    We've got all of the information you need to tackle this disease, including what to eat, questions to ask your doctor, and how to make your day a little bit easier.

    close up of eye
    Age-Related Macular Degeneration

    What Every Person Over 50 Needs to Know About AMD

    Get doctor-approved answers for all of your AMD questions.

    Frequently Asked QuestionsWet AMD

    What’s the Difference Between Wet and Dry AMD?

    Dry age-related macular degeneration is the early form of AMD that has minimal to no symptoms and is slow to progress. Wet AMD is the serious, fast-progressing form of the disease, with symptoms that limit your central vision.

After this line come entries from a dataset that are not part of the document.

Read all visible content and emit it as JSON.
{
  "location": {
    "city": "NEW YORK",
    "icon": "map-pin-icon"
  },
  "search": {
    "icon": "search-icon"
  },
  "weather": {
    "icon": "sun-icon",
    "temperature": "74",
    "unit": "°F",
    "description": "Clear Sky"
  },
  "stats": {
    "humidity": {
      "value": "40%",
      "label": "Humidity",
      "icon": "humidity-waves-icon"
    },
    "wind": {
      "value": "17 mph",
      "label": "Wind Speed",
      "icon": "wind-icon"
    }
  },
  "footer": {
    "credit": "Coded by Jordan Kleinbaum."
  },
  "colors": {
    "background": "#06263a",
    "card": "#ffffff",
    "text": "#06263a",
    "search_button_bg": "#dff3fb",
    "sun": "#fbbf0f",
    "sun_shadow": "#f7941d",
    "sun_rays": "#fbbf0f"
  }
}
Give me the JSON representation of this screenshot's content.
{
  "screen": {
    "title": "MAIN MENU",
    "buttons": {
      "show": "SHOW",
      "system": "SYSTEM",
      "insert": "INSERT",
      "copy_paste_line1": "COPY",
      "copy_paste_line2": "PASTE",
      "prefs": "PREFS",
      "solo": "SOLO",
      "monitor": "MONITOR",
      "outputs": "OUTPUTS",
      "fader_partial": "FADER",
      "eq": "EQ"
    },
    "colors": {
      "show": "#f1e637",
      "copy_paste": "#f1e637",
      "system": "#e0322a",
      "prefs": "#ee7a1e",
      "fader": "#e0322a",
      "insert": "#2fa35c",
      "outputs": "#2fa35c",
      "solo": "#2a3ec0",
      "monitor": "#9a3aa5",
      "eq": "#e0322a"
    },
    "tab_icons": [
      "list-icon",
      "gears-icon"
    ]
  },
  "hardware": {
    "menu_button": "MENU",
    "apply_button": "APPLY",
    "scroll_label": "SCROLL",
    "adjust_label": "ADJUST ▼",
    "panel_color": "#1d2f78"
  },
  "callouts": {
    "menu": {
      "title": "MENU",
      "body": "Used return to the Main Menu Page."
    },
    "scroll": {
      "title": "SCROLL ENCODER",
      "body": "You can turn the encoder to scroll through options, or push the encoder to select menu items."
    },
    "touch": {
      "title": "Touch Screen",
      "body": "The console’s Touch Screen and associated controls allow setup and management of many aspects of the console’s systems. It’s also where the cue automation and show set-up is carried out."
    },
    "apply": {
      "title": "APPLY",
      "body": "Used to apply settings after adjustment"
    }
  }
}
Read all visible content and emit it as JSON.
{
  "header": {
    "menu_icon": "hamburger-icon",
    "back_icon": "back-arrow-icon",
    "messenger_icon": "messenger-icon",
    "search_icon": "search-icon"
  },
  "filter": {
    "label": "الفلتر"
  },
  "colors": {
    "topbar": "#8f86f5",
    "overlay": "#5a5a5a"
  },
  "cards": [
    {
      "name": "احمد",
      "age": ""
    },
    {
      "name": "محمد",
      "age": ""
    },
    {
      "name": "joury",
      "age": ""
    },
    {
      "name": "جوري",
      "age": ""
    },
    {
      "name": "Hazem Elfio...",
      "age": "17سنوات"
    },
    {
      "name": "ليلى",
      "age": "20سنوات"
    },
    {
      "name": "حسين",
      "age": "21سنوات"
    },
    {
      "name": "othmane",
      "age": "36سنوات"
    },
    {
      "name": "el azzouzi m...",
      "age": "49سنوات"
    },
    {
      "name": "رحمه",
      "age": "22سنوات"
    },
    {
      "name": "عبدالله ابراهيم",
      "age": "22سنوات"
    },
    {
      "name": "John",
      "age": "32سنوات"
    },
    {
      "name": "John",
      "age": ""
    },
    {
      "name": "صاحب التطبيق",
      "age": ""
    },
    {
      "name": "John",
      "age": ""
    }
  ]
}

    What Are Some Symptoms of Wet AMD?

    Think of anything you use central vision for, and it’ll be affected by these symptoms of wet AMD (this list is not exhaustive—there are more symptoms, but these are common ones): Blurring; distortion of lines; loss of some colors; loss of some words while reading.

    Should I Take Vitamins for Wet AMD?

    You might have heard about taking vitamins for eye health. If you had dry AMD, your doctor might have put you on AREDS2, a formulation that includes lutein and zeaxanthin and has been found to reduce the progression of dry AMD by 25%. But by the time you’ve progressed to wet AMD, they’re likely not as effective.

    Is There Treatment for Wet AMD?

    Yes—while there is currently no treatment for dry AMD (though numerous clinical studies for potential treatment are in progress), there is treatment for wet AMD. And luckily, it’s very effective. Called anti-VEGF therapy, the important thing to know about this medication is it’s injected into your eye on a regular basis by a highly trained eye doctor.

    Erin L. Boyle

    Erin L. Boyle


    Erin L. Boyle, the senior editor at HealthCentral from 2016-2018, is a freelance medical writer and editor.